Jameer Nelson, in particular, has been playing inspired ball so far this postseason, eating Raymond Felton’s soul over and over again in the previous series. With two 32-point games under his belt and shooting percentages of 48.4% from the floor and 42.9% from three, don’t expect Mike Bibby to slow his roll much. Jamal Crawford neither. And it’s not like Mike Woodson can slide Joe Johnson over to check Jameer without leaving Vince Carter free to erupt.
Meanwhile, Rashard Lewis, even if he doesn’t play great individually, will be drawing Josh Smith out of the paint, negating at least some of the time he can spend intimidating on the interior. Throw in the fact that the Hawks like to switch everything, and there will be a lot of mismatches where Josh is nowhere near the paint. And if he’s out of the way, look for guys like Jameer, Vince, Mikael Pietrus (expected to play tonight), Matt Barnes and even JJ Redick to get to the hoop.
Speaking of that huge list of capable perimeter players (plus let’s not forget Ryan Anderson, Marcin Gortat and Brandon Bass on the interior), Orlando’s depth should be the final death blow. While I love their recently crowned — and deservedly so — Sixth Man of the Year, the Hawks don’t have much on the bench besides him and Zaza (sorry, Jeff Teague and Mo Evans). Good luck to Atlanta if ever Horford or Smoove get in foul trouble.
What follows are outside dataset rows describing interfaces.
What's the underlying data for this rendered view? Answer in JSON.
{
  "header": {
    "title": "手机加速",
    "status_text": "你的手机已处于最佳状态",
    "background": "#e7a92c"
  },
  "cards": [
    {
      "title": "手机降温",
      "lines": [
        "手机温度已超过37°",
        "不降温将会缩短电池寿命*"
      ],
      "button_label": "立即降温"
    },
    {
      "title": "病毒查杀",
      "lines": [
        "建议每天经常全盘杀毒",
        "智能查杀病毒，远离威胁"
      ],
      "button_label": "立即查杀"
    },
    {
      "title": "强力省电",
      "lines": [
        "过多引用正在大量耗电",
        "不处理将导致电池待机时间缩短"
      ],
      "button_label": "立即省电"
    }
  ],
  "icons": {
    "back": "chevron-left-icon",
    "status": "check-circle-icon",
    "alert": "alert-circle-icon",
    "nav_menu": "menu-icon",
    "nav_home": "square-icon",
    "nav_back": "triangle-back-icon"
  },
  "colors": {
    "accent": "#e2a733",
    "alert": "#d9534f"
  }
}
Add all this up, and it’s just really hard to see the Magic doing anything in this match-up other than brushing the dirt off their shoulder and then sitting around, waiting to see how much Boston can wear down the Cavs before the inevitable Eastern Conference Finals we’ve all (except for Mo Williams) been waiting for commences.
Thanks for this season, ATL, but, unfortunately, this is where we have to part ways.
I’ll always remember you.
Magic in 6.